The entries below are to be copied exactly, with nothing left out.

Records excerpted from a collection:

+--

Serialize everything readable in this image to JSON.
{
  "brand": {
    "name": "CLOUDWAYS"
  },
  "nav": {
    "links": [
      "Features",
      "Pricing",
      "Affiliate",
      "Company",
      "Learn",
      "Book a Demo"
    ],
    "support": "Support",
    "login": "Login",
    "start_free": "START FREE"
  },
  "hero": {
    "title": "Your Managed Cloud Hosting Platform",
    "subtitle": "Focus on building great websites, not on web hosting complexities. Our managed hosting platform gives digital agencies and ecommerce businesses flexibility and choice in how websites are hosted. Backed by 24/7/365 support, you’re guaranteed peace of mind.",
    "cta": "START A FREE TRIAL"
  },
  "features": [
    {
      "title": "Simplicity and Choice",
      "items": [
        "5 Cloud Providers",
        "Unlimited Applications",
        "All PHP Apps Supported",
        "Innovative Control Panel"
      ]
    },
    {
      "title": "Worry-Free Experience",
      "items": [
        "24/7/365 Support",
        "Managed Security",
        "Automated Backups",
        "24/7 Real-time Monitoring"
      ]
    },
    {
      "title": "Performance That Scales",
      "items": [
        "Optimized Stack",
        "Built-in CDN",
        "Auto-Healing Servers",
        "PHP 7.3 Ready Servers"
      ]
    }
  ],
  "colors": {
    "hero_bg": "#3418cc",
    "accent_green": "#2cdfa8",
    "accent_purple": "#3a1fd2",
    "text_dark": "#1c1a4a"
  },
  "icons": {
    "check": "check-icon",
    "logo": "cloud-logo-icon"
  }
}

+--

SOLUTION TO THIS TASK:
Serialize everything readable in this image to JSON.
{
  "brand": {
    "name": "CLOUDWAYS"
  },
  "nav": {
    "links": [
      "Features",
      "Pricing",
      "Affiliate",
      "Company",
      "Learn",
      "Book a Demo"
    ],
    "support": "Support",
    "login": "Login",
    "start_free": "START FREE"
  },
  "hero": {
    "title": "Your Managed Cloud Hosting Platform",
    "subtitle": "Focus on building great websites, not on web hosting complexities. Our managed hosting platform gives digital agencies and ecommerce businesses flexibility and choice in how websites are hosted. Backed by 24/7/365 support, you’re guaranteed peace of mind.",
    "cta": "START A FREE TRIAL"
  },
  "features": [
    {
      "title": "Simplicity and Choice",
      "items": [
        "5 Cloud Providers",
        "Unlimited Applications",
        "All PHP Apps Supported",
        "Innovative Control Panel"
      ]
    },
    {
      "title": "Worry-Free Experience",
      "items": [
        "24/7/365 Support",
        "Managed Security",
        "Automated Backups",
        "24/7 Real-time Monitoring"
      ]
    },
    {
      "title": "Performance That Scales",
      "items": [
        "Optimized Stack",
        "Built-in CDN",
        "Auto-Healing Servers",
        "PHP 7.3 Ready Servers"
      ]
    }
  ],
  "colors": {
    "hero_bg": "#3418cc",
    "accent_green": "#2cdfa8",
    "accent_purple": "#3a1fd2",
    "text_dark": "#1c1a4a"
  },
  "icons": {
    "check": "check-icon",
    "logo": "cloud-logo-icon"
  }
}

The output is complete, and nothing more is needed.